In a short speech, Nasser thanked the guests for their continuing collaboration with Aramco, before handing over to Saudi musicians, including Madani Abadi on strings.

He revealed that Abadi was a former Aramco employee, and joked: “He used to work for us, but now he has a much better job.”


Singapore Airlines drops ‘flights to nowhere’ after outcry

Updated 29 September 2020

Singapore Airlines drops ‘flights to nowhere’ after outcry

  • Several carriers have been offering short flights that start and end at the same airport to raise cash
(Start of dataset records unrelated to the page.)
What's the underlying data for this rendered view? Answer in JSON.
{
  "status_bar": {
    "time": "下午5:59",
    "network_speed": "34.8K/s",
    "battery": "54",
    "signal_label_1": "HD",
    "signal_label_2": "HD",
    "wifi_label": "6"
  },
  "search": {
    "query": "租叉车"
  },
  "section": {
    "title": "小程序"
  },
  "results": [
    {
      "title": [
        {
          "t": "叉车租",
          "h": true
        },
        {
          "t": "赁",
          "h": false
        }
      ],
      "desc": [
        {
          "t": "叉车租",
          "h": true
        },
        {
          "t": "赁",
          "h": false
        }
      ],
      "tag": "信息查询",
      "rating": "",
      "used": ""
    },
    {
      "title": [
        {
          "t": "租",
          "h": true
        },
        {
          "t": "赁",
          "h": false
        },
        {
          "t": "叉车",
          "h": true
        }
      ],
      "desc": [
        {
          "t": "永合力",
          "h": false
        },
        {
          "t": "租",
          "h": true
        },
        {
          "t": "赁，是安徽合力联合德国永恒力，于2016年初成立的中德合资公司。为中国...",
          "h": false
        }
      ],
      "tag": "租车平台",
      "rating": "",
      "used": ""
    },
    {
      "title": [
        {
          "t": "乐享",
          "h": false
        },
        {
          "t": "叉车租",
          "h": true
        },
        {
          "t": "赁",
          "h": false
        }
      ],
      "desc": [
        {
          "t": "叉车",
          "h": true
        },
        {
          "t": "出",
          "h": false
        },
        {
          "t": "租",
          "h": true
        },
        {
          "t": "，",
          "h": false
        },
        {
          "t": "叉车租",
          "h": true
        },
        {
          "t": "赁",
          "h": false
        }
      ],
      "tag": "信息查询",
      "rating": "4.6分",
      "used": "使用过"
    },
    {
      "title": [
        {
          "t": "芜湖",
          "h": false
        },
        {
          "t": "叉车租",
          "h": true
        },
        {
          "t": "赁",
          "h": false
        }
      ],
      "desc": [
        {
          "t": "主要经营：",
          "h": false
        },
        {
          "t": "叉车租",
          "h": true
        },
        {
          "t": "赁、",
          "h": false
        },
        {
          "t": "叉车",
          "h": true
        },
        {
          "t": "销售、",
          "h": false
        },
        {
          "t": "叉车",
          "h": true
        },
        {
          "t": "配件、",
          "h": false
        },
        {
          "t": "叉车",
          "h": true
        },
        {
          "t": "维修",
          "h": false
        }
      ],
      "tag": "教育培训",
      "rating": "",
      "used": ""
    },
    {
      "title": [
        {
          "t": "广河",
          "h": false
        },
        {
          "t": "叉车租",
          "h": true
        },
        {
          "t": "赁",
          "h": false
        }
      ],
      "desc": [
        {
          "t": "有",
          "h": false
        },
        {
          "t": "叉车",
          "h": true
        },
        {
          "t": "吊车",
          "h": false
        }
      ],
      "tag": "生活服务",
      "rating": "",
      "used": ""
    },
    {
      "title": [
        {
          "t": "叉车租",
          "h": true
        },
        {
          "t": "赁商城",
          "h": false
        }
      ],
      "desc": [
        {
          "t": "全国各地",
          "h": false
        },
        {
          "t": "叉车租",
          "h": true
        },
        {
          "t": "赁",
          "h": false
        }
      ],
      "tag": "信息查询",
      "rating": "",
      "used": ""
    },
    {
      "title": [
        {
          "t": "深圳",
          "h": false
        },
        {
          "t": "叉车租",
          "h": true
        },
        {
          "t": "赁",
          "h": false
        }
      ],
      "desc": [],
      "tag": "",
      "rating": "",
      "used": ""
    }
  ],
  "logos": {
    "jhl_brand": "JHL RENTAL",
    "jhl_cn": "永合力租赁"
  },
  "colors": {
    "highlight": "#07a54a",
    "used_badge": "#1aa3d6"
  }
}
SINGAPORE: Singapore Airlines said Tuesday it had scrapped plans for “flights to nowhere” aimed at boosting its coronavirus-hit finances after an outcry over the environmental impact.
With the aviation industry in deep crisis, several carriers – including in Australia, Japan and Taiwan – have been offering short flights that start and end at the same airport to raise cash.
They are designed for travel-starved people keen to fly at a time of virus-related restrictions, and have proved surprisingly popular.
But Singapore’s flag carrier – which has grounded nearly all its planes and cut thousands of jobs – said it had ditched the idea following a review.
The carrier has come up with alternative ideas to raise revenue, including offering customers tours of aircraft and offering them the chance to dine inside an Airbus A380, the world’s biggest commercial airliner.
Environmental activists had voiced opposition to Singapore Airlines launching “flights to nowhere,” with group SG Climate Rally saying they would encourage “carbon-intensive travel for no good reason.”
“We believe air travel has always caused environmental harm, and it is now an opportune moment for us to think seriously about transitions instead of yearning to return to a destructive status quo.”
The airline said earlier this month it was cutting about 4,300 jobs, or 20 percent of its workforce, the latest carrier to make massive layoffs.
The International Air Transport Association estimates that airlines operating in the Asia-Pacific region stand to lose a combined $27.8 billion this year.
The group also forecasts that global air traffic is unlikely to return to pre-coronavirus levels until at least 2024.